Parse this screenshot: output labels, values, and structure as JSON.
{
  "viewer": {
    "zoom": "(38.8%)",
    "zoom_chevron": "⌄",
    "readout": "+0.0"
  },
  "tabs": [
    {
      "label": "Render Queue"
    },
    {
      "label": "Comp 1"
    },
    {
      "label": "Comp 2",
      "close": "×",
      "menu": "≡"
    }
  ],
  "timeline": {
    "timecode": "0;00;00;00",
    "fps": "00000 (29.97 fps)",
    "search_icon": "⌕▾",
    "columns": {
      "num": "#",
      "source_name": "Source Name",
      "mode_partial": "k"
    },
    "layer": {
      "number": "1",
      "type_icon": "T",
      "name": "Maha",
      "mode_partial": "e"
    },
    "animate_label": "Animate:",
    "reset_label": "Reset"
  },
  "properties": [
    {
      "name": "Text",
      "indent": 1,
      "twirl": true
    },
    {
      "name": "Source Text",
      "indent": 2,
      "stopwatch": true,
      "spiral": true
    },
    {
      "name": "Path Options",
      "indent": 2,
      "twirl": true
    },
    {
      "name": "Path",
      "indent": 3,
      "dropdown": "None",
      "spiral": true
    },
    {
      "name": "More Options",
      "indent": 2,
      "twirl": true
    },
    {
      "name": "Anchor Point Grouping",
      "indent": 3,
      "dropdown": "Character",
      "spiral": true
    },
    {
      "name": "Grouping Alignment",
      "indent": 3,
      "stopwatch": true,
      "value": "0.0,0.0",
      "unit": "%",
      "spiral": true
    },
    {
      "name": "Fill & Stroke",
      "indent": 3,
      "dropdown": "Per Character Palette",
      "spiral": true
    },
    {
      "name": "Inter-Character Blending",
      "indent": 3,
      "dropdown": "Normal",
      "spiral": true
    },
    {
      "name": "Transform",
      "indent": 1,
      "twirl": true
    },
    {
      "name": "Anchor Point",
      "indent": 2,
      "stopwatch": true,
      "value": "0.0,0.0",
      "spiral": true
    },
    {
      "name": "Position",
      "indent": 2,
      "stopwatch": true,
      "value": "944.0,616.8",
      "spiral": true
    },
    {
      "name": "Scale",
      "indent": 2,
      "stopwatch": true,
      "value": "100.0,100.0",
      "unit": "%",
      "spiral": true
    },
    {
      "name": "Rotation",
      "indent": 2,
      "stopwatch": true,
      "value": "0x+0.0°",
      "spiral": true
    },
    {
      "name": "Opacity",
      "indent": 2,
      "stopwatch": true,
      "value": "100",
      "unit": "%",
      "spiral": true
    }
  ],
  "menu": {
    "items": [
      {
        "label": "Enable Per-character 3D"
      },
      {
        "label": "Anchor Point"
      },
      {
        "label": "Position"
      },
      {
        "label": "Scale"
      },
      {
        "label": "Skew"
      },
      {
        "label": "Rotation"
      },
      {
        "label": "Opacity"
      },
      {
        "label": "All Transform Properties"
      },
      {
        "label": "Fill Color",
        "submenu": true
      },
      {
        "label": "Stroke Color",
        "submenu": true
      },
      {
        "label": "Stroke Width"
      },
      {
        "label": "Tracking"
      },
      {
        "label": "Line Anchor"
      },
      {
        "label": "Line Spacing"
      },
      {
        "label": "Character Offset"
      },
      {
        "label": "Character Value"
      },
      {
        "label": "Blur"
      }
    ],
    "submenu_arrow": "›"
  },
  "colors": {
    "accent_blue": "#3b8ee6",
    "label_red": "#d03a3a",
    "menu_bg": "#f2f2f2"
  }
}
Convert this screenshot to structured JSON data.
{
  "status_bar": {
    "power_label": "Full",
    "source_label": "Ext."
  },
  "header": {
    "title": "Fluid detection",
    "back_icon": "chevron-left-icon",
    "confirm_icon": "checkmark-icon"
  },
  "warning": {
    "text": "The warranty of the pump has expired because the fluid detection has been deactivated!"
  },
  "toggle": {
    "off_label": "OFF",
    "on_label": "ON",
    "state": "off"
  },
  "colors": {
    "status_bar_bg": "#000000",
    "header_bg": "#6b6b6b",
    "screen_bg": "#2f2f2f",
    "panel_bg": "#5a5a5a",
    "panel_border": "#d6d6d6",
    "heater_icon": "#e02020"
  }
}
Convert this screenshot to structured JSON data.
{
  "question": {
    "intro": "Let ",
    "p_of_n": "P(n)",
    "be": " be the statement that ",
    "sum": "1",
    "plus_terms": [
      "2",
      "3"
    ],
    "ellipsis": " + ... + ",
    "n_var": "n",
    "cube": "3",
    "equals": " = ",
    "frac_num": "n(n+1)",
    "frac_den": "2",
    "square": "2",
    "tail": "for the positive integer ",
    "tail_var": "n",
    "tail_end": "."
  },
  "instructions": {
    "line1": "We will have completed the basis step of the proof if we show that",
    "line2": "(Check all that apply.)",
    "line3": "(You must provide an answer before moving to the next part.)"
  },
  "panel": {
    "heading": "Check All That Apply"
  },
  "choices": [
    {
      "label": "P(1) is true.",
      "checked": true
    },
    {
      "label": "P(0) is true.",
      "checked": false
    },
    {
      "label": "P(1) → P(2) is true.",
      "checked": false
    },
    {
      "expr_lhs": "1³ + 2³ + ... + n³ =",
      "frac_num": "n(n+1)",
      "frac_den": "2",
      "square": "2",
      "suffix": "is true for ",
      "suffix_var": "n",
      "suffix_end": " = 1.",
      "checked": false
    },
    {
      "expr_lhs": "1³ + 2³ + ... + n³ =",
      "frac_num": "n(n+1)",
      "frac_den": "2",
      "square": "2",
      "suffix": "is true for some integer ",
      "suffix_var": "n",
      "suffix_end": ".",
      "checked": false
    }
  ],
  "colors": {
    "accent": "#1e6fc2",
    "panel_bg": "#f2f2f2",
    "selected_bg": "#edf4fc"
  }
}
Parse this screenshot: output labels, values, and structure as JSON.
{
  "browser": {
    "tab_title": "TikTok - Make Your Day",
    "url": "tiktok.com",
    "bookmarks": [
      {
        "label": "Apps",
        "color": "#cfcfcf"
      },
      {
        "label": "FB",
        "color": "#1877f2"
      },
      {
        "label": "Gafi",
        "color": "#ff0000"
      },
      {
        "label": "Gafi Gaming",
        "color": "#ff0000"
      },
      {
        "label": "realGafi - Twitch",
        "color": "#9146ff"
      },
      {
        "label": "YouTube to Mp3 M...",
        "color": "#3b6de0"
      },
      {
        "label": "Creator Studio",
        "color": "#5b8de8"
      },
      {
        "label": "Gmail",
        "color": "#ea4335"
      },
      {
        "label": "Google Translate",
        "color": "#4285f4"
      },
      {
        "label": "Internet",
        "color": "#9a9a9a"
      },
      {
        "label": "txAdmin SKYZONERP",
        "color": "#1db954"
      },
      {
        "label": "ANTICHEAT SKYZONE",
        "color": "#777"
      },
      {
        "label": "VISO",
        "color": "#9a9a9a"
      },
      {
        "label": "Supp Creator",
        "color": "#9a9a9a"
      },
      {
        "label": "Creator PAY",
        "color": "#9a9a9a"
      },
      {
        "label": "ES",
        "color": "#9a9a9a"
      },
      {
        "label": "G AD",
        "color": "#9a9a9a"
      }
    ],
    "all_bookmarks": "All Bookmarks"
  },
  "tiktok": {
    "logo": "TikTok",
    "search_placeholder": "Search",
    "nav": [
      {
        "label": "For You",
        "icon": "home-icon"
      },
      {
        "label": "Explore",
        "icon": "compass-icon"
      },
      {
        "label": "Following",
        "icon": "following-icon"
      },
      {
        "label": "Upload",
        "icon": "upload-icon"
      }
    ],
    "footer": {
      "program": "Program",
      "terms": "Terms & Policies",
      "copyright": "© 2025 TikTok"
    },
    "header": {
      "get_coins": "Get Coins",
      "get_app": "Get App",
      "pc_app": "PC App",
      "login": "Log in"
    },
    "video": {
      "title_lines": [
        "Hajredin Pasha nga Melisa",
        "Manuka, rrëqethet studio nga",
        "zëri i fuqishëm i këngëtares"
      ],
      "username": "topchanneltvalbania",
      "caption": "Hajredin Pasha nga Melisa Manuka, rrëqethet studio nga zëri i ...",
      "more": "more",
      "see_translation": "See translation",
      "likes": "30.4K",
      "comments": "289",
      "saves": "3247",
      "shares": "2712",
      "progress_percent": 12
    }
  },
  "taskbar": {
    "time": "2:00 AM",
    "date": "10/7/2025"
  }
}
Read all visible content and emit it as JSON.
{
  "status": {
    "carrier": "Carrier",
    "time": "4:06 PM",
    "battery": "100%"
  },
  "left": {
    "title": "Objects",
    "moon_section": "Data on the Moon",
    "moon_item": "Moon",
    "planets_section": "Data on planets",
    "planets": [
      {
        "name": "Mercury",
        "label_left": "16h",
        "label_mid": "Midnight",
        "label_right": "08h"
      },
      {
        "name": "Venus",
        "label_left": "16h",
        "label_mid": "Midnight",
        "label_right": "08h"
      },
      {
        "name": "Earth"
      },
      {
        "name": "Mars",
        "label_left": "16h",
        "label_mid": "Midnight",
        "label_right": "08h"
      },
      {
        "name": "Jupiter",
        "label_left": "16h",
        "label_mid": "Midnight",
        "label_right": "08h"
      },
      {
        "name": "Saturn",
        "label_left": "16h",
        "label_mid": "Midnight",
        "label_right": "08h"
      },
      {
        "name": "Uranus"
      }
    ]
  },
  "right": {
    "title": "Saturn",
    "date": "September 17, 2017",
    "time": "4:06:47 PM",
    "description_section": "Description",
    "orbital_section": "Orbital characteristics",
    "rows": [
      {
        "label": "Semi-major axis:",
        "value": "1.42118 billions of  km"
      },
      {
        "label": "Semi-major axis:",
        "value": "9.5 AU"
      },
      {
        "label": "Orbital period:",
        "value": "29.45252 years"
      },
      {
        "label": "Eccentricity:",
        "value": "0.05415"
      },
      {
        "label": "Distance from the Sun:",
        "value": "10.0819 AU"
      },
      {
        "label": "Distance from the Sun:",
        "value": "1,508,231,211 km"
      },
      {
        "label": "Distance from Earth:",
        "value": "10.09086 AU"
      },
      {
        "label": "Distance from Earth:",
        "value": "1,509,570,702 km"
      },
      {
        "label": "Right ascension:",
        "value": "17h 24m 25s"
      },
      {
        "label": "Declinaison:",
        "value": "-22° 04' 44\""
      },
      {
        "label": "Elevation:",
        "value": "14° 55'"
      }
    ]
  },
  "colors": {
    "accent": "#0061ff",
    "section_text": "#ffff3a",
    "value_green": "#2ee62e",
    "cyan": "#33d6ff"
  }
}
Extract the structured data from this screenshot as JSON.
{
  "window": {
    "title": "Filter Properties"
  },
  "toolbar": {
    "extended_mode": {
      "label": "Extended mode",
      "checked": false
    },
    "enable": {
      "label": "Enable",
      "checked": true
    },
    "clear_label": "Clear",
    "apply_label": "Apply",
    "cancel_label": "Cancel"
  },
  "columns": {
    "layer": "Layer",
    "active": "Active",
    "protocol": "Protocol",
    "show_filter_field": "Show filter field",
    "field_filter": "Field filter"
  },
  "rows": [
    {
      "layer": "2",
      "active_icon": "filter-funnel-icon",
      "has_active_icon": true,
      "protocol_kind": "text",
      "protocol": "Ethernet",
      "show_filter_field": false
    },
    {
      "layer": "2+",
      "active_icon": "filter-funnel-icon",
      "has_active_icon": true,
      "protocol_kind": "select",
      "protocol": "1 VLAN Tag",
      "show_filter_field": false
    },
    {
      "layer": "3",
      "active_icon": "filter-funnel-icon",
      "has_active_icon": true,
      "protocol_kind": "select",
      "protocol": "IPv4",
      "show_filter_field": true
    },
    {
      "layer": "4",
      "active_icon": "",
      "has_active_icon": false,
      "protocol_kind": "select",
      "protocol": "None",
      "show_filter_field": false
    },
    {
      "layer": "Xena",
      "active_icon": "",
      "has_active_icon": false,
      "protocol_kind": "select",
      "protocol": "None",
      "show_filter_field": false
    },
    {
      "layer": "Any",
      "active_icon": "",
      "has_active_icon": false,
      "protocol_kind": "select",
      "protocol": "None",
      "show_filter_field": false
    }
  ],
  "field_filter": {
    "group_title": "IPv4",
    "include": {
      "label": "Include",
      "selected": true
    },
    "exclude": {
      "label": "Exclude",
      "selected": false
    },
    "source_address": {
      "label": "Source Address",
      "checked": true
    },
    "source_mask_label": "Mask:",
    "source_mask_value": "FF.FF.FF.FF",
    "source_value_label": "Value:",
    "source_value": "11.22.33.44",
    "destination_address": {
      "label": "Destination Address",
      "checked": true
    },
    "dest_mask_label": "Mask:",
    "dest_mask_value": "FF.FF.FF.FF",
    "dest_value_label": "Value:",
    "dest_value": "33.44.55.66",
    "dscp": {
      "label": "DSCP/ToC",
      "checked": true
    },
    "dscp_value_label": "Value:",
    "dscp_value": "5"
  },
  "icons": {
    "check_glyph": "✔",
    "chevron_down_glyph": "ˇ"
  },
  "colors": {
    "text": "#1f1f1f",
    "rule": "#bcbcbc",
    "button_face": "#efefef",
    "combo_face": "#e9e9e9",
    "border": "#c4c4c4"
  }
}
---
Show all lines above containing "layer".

§ THE COMPLETED TASK
    "layer": {
    "layer": "Layer",
      "layer": "2",
      "layer": "2+",
      "layer": "3",
      "layer": "4",
      "layer": "Xena",
      "layer": "Any",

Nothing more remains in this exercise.